The Blue Mountains Restoration Strategy Team analyzed forest conditions across the entire Blue Mountains ecoregion as part of the development of the Proposed Action for the Forest Resiliency Project. The information gathered in the analysis helped the planning team compare current conditions on the landscape to the desired conditions of the national forests. The analysis showed that we need to create forest patterns more resilient to wildfire, insects and diseases. The analysis also identified priority areas that are in the greatest need of active restoration management. 

The Proposed Action identifies priority treatment areas across the three national forests that focus on areas where thinning and managed fire could contribute the most to restoring forest health. 

The Proposed Action is currently open for public comment, which is an opportunity to provide the Forest Service input on the proposal. The information received during the comment period will help the planning team design treatments for the project, incorporating site-specific forest data. An example of these treatments could be a combination of mechanical harvest and non-mechanical thinning, with fuel reduction treatments designed to reduce crown densities, followed by prescribed fire to reduce the surface fuels.
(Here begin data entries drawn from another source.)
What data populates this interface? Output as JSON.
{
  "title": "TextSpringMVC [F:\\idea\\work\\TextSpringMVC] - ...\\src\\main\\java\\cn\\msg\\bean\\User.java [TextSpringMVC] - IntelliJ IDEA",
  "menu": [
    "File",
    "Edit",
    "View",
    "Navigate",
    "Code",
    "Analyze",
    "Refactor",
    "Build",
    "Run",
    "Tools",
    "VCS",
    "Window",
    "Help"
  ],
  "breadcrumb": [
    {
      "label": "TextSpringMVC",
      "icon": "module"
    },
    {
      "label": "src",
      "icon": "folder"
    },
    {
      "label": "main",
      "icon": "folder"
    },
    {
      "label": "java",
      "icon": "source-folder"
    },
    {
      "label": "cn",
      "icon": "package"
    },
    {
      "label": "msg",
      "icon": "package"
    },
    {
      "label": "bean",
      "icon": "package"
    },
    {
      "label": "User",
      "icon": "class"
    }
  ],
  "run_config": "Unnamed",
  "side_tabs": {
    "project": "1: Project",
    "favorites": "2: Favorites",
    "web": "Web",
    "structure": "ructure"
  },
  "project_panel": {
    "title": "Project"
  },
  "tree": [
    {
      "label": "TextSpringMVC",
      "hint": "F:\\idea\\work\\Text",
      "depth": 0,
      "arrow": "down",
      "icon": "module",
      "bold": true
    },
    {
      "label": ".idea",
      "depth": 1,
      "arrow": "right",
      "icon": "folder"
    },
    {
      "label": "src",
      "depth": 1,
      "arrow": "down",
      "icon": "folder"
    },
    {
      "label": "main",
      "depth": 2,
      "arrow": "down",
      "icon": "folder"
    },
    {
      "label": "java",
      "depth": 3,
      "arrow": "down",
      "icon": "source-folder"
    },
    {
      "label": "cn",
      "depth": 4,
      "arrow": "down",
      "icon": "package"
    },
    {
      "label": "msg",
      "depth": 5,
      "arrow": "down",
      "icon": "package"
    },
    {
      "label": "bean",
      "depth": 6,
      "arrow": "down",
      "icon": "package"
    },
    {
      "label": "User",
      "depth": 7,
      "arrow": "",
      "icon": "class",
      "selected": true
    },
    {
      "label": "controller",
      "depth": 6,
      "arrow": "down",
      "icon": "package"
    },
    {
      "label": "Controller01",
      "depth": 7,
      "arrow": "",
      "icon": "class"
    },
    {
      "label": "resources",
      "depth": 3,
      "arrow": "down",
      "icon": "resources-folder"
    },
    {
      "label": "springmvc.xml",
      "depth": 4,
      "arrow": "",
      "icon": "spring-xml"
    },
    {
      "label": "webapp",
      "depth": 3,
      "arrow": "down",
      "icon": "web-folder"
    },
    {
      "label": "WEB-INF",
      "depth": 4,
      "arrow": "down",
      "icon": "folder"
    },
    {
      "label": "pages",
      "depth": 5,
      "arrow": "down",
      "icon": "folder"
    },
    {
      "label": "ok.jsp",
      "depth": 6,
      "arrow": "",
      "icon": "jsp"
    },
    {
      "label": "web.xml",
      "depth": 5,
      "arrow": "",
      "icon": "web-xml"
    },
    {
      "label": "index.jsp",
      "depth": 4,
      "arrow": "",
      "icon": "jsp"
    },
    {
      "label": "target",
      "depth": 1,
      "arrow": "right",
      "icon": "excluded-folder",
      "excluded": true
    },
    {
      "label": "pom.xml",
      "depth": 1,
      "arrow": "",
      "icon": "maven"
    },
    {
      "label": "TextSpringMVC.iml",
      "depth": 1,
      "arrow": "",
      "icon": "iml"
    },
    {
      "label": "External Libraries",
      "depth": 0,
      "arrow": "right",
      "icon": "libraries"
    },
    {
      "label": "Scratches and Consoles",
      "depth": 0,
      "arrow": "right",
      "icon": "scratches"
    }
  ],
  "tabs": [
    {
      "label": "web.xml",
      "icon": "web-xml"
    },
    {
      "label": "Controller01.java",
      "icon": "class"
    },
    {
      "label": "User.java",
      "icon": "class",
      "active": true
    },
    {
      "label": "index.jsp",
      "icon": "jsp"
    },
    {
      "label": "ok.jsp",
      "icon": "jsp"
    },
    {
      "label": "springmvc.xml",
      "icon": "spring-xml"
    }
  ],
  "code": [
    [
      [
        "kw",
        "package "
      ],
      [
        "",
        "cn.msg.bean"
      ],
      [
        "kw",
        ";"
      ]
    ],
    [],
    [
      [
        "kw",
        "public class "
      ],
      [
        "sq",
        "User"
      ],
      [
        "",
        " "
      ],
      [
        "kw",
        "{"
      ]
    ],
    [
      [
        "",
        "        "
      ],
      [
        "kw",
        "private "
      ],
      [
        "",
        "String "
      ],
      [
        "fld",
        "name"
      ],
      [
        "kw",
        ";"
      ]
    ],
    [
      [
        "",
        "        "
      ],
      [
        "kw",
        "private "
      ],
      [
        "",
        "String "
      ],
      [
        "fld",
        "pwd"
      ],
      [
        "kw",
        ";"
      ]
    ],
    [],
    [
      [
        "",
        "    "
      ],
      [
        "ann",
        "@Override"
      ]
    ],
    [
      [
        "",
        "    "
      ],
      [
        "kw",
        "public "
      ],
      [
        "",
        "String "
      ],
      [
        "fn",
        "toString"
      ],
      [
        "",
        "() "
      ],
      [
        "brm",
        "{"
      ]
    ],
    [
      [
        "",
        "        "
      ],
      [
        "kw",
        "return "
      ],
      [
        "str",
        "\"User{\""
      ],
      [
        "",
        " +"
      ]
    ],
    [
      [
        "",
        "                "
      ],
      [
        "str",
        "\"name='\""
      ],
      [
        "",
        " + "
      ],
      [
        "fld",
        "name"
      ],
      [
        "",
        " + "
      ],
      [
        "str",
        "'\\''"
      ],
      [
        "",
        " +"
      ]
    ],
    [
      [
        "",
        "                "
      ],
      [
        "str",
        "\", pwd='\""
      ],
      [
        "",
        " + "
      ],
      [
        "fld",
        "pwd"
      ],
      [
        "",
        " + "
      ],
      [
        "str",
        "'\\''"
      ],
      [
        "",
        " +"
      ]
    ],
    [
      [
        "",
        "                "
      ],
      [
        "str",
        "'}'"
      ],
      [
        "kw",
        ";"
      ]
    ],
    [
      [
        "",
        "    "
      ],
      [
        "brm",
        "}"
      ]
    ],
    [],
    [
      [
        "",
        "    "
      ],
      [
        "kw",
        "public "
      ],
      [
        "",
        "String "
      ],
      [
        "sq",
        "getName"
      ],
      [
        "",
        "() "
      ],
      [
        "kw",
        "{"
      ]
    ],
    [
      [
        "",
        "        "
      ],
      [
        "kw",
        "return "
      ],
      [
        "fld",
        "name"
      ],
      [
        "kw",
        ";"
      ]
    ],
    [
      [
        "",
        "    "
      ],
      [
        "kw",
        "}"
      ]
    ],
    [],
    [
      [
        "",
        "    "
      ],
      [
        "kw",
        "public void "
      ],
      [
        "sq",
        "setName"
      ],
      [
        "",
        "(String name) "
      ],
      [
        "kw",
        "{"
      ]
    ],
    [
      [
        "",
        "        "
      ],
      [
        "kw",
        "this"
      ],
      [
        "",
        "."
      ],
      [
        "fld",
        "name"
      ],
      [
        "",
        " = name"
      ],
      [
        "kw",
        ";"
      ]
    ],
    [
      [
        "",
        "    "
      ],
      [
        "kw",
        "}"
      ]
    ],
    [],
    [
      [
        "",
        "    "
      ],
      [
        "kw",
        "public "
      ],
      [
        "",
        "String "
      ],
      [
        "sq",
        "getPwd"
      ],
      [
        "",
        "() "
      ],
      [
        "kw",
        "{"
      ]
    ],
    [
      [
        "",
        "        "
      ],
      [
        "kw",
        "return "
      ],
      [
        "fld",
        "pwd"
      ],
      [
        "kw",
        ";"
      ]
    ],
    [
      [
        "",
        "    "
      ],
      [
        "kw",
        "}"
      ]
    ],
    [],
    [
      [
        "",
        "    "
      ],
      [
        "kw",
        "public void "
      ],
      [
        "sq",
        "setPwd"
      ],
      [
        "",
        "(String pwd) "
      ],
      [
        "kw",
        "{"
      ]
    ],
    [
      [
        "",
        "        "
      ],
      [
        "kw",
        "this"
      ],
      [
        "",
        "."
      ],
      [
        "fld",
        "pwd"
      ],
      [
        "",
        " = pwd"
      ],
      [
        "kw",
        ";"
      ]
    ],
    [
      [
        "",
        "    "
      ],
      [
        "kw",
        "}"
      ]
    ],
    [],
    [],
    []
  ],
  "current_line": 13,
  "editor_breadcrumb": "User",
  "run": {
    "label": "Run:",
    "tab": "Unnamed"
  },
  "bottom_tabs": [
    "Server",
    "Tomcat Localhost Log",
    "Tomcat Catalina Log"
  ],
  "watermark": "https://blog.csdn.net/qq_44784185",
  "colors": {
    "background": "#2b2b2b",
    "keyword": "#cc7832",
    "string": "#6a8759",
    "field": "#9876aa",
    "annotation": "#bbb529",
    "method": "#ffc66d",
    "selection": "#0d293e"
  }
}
Proposed treatment locations will consider natural landscape patterns, high value resources (for example, campgrounds, private lands, or sensitive habitats), and climate change projections.

Beyond meeting the ecological needs of the three national forests, this strategy for restoring forest health could also contribute to local communities through increased jobs and supplemental benefits. Treatment designs will provide commercial products, firewood, and employment opportunities for local economies. Any proposed treatments will also be compatible with the Cohesive Wildfire Strategy, particularly focused on the public/private land interface and minimizing the risk of wildfire spreading from national forest lands to private lands.

Do you want to be involved in this project? The Forest Service wants to hear from you! The Proposed Action and treatment area maps are available on the project website, along with instructions for how to comment. The scoping period began on Feb. 5, 2016, and comments on this project are being received until Apr. 5, 2016. 

This is the third of twelve issues of Features from the Blue Mountains Restoration Strategy brought to you by Sustainable Northwest and the U.S. Forest Service Blue Mountains Restoration Strategy Team. This monthly series will highlight the environmental and economic challenges and opportunities present in the Blue Mountains region, and will include updates from the Blue Mountains Forest Resiliency Project.